“Glassine should not be used with photographic negatives and prints as these photographic media have a protective gelatin layer. With high humidity and warm temperatures the gelatin layer can become soft and the smooth surface of the glassine can stick to the negative or print causing unwanted damage.”

Neutral polypropylene or polyethylene sleeves, envelopes and bags are a much better alternative to glassine. In addition, while the article goes on to discuss issues of dust and its effect on stored negatives, standard high-density polyethylene sleeves and envelopes are naturally “non-static” and are thus the perfect solution for long-term archival negative storage / easy retrieval.

For negatives, both B&W and color, and unmounted positive film a few things should be pointed out:

If you use plastic holders they should be PVC free. This is also true for mounted slides. But more importantly, in my experience, it is far preferable to use glassine envelopes or accordion type glassine negative film holders. (Which are hard to find today.) The reason is simple. The plastic sleeves attract dust and airborne dirt over time. Glassine does not. I have my 20,000+ archive of B&W negatives from almost 50 years ago which I still print from stored in the original glassine accordion negative files (one 36 exposure roll of film per file in strips of 6 frames) I put them in after processing at the time and my film is still perfect and clean, unscratched and dust free.
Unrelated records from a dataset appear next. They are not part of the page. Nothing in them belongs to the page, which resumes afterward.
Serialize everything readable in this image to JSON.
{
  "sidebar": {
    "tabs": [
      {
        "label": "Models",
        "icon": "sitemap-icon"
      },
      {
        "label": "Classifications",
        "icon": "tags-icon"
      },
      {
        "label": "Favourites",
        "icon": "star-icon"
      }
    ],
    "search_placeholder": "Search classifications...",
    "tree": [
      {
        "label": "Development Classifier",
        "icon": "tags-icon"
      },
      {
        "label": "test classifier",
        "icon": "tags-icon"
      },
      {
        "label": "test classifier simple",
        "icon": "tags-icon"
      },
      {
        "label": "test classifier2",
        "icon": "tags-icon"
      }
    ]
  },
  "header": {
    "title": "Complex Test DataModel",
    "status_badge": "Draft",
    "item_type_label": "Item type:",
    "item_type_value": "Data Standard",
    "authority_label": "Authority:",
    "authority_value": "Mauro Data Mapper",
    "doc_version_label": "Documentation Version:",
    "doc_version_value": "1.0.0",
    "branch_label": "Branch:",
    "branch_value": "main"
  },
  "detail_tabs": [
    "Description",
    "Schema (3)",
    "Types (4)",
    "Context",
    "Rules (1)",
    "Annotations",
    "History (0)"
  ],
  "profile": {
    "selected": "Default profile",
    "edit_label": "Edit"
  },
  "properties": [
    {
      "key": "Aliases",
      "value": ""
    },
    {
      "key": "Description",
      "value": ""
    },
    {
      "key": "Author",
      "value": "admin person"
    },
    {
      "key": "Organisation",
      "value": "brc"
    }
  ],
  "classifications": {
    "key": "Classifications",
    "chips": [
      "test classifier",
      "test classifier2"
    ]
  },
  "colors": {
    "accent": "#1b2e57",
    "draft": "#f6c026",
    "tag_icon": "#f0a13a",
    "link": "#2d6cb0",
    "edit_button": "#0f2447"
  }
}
I went through a short period of transferring some material to the archival PVC-free plastic sheets, and within 6 months they had attracted dust to the surface which put the film at risk of being contaminated when removing the strips for printing and putting them back after use.